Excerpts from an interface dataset
*** Block opens ***

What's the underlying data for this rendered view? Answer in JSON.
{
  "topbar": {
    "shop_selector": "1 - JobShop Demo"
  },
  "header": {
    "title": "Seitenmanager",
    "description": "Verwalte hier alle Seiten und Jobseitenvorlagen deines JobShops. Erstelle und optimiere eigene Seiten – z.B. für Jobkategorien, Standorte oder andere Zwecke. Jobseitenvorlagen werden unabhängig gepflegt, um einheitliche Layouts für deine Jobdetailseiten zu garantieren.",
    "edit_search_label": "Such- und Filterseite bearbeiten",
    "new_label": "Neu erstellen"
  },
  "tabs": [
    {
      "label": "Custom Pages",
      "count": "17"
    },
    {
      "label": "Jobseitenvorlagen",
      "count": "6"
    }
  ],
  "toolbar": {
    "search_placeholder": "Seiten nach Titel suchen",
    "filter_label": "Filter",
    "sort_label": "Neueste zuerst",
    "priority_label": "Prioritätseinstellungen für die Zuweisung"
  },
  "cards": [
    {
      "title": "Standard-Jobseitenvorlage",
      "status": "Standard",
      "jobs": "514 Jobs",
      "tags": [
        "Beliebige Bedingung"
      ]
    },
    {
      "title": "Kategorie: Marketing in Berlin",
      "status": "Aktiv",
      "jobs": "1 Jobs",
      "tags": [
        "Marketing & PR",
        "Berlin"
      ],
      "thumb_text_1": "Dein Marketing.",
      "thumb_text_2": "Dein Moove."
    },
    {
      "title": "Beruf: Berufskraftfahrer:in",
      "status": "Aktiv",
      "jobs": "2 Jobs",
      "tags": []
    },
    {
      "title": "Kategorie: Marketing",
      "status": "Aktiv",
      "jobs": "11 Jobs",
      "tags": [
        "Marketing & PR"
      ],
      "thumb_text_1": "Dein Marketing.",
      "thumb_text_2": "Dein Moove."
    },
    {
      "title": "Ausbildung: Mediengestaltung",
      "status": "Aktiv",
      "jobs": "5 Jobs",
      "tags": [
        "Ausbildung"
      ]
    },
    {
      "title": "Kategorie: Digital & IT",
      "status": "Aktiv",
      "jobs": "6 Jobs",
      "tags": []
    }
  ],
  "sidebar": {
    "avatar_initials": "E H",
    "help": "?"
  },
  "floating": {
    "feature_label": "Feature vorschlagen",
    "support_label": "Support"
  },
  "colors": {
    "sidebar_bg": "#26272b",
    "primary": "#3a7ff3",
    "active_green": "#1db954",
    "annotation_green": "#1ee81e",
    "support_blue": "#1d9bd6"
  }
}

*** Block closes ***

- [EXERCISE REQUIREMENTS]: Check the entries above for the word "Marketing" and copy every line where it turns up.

- [EXERCISE SOLUTION]:
      "title": "Kategorie: Marketing in Berlin",
        "Marketing & PR",
      "thumb_text_1": "Dein Marketing.",
      "title": "Kategorie: Marketing",
        "Marketing & PR"
      "thumb_text_1": "Dein Marketing.",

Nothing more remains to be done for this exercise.